On 6th September Lock claimed a Ju88, on 11th September he claimed a Ju88 and an Me110 with his Spitfire sustaining damage to the port wing. On the 14th September he claimed two Me109’s off the coast between Dover and Deal and on 15th September, which would forever be known as ‘Battle of Britain’ day, Lock destroyed a Me109 and a Do17 shared with Tom Neil of 249 Squadron. A few days later both men would record their descriptions of the event for the BBC. Lock was again in action on the 18th September and in two patrols claimed one Me109 destroyed and two more probable. On the 20th September he claimed a He113 and an Hs126 both destroyed, it is likely that the He113 was misidentified in the heat of combat.
Lock was awarded the DFC (gazetted 1st October 1940).
Lock experienced a quiet period before again being in action on the 5th October when in three patrols he destroyed two Me109’s plus another probable. On the 9th he claimed one Me109 destroyed and two more as probables. On 11th October he again claimed a Me109 destroyed while patrolling with 92 and 66 Squadrons. Final victories in the period known as the Battle of Britain came with claims of one Me109 on each of the 20th and 25th October. He was awarded a bar to the DFC (gazetted 22nd October 1940).
17th November would see Lock’s luck finally run out. Scrambled with ‘A’ Flight at around 0930, 41 Squadron encountered a large group of Me109’s at 25000 feet just north of the Thames Estuary and engaged them. It started off well and Lock added to his tally with two Me109’s destroyed before he himself was shot down by the fighters of JG54. His Spitfire (P7554) crashed at Martlesham Heath and Lock was severely wounded in his left arm (previously weakened by a fall from a horse) and both legs. He was trapped in his crashed Spitfire for some two hours before being taken from the cockpit, and carried by soldiers some two arduous (and undoubtedly very painful) miles on a makeshift stretcher to hospital.

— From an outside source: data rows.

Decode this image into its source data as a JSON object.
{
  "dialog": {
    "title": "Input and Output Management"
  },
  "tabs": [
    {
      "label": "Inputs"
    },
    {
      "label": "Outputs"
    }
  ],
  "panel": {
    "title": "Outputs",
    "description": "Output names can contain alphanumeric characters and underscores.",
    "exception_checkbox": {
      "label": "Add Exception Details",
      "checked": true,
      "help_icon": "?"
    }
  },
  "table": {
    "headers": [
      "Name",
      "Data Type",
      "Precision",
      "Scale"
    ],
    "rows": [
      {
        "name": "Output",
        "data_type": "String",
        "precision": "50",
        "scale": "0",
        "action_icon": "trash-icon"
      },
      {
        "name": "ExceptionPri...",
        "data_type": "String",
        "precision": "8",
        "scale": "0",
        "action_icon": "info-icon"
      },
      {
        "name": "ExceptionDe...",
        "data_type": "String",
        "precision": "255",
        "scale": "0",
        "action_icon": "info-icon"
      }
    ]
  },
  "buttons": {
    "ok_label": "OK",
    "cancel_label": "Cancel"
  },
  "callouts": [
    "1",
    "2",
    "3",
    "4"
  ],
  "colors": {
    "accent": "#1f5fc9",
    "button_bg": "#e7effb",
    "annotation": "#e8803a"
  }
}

During his recovery Lock was awarded the DSO (gazetted 17th December 1940). He was to remain in hospital for some four months, leaving only for a day in April 1941 to attend his investiture at Buckingham Palace. He underwent fifteen operations for the removal of splinters. Lock was now something of a celebrity, particularly in his local Shrewsbury. He attended local ceremonies and continued to recuperate at his parent’s home in Bayston Hill.

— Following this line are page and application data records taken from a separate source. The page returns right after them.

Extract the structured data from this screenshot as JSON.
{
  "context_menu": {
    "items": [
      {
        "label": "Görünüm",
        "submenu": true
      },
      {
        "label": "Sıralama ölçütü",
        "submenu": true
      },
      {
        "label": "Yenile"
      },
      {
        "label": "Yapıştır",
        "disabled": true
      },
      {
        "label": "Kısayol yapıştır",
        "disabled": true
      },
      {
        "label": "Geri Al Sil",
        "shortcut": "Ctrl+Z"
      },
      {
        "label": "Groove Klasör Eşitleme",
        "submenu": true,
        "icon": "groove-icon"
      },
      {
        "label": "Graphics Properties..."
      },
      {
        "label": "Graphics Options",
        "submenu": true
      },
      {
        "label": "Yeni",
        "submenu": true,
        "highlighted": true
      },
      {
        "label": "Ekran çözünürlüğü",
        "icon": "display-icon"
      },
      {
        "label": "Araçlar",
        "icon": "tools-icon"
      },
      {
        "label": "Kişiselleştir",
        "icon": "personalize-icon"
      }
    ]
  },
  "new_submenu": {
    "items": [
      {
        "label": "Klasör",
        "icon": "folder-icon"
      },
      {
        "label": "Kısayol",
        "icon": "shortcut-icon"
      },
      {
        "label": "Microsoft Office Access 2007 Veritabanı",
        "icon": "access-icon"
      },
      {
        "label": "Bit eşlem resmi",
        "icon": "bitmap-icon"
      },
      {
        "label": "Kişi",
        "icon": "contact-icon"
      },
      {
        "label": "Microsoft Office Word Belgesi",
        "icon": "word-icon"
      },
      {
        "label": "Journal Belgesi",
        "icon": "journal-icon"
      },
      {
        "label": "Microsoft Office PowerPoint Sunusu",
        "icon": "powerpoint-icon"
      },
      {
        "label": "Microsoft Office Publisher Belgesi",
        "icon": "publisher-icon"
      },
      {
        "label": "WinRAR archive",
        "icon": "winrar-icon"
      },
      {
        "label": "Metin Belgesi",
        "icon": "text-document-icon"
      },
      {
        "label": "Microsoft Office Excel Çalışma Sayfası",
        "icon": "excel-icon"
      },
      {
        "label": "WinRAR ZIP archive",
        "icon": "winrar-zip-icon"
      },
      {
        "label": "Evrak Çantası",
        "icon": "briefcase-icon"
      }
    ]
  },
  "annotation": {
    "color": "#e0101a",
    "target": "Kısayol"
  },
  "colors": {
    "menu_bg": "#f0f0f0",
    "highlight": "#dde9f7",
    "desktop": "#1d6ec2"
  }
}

On 27th June 1941, after a refresher flying course, Lock was posted to 611 Squadron at Hornchurch to take command of ‘A’ Flight. The squadron was engaged in offensive patrols over occupied France. On the 6th July while taking part in a ‘Circus’ over Lille Lock destroyed a Me109. He destroyed two more on the 8th and 14th.
A brief visit home was cut short and Lock resumed patrols over occupied France. On 3rd August 1941 a ‘Rhubarb’ operation was mounted in the Calais area. Lock was paired with F/Lt. EC Cathels of 403 Squadron and was last seen strafing troops on a road at Hardelot, he was heard shouting ‘look at the bastards run’ over the R/T. Then silence, Lock must have been shot down, most likely by ground fire. Neither his body nor the aircraft were ever found. He is remembered on the Runnymede Memorial, Panel 29.
Research courtesy of John Wheeler.
(Above image courtesy of Dean Sumner)